Singaporean defence minister Ng Eng Hen called on his Australian counterpart, Marise Payne, in Sydney on 19 November before travelling to the country’s northeastern Shoalwater Bay Training Area (SWBTA) – near the city of Rockhampton in Queensland – to observe Singapore Armed Forces (SAF) troops participating in Exercise ‘Wallaby’ 2015: an annual drill conducted there since 1990.
According to a statement by the Singapore Ministry of Defence (MINDEF), Ng and Payne reiterated their governments’ commitment to enhance the bilateral defence relationship between both countries and to finalise a number of initiatives under the recently renewed Memorandum of Understanding for Cooperation in Defence Science and Technology.
MINDEF stated that new initiatives being explored include “increased access to, and enhancement of, training areas”, as well as greater intelligence and security collaboration.
Speaking to reporters after an integrated live-firing drill between the SAF’s armour and rotary-wing aircraft assets in SWBTA on 20 November, Ng noted that Singapore’s physical limitations necessitate the use of overseas military training grounds to enable troops to train more effectively.
SAF armour assets prepare to fire on a simulated enemy position. Due to land and airspace constraints, the country regularly sends its personnel and equipment overseas for training. (photo : Jane;s)
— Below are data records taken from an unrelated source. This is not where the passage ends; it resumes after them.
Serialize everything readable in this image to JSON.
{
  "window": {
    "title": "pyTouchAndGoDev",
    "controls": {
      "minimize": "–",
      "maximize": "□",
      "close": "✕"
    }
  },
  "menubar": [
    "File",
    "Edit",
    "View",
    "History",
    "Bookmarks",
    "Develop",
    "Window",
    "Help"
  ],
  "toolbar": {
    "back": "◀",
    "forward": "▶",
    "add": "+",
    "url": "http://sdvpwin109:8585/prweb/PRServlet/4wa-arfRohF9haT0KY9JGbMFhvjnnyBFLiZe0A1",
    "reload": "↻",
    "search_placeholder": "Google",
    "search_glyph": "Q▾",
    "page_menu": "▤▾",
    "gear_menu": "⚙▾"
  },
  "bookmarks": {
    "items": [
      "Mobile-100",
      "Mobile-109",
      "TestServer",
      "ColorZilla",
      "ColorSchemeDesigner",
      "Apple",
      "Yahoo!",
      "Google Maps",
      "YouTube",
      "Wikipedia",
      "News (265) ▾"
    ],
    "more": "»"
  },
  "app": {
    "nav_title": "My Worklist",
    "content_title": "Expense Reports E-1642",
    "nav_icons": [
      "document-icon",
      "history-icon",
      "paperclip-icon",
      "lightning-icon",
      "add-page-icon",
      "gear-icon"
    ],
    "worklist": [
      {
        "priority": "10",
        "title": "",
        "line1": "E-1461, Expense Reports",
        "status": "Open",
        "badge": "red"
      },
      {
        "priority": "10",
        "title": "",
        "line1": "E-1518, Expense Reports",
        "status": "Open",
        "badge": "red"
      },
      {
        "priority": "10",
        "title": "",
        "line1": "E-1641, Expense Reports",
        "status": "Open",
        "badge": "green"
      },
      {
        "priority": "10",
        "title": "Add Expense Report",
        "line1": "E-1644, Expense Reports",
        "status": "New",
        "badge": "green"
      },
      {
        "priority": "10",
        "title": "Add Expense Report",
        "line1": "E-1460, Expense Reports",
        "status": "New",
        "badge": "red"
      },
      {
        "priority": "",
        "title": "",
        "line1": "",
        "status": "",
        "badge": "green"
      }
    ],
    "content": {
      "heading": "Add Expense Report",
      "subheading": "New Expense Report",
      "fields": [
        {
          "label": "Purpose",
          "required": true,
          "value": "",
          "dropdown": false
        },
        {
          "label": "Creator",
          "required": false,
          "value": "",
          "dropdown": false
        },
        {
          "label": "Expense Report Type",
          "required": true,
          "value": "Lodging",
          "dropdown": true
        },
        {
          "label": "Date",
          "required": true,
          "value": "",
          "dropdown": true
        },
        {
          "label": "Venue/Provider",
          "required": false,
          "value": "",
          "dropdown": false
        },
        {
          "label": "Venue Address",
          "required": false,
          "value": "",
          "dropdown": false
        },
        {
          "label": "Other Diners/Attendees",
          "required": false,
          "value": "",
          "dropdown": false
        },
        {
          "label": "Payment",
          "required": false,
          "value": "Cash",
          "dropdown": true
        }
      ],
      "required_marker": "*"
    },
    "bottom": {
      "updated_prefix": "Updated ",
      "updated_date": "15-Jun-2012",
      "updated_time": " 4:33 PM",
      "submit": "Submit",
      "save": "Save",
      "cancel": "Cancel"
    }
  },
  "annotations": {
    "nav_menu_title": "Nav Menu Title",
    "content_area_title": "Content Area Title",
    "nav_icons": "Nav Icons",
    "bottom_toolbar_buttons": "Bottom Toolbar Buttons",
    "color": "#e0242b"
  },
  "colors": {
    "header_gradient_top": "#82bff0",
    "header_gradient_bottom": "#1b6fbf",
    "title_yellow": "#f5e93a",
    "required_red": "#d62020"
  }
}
“Obviously if [the Australian government] would allow, we would want more time and more space,” said Ng, revealing that this privilege would enable the SAF to deploy more reservist troops to train alongside conscripts in future ‘Wallaby’ drills. The bulk of the country’s fighting strength lies in its pool of male citizen-soldiers, who train full-time for two years and subsequently serve in reserve forces for a decade or more depending on their roles.
“This vast terrain, [which is] about three times the size of Singapore, provides our armoured [forces] credible opportunities for realistic training to hone their skills,” he added.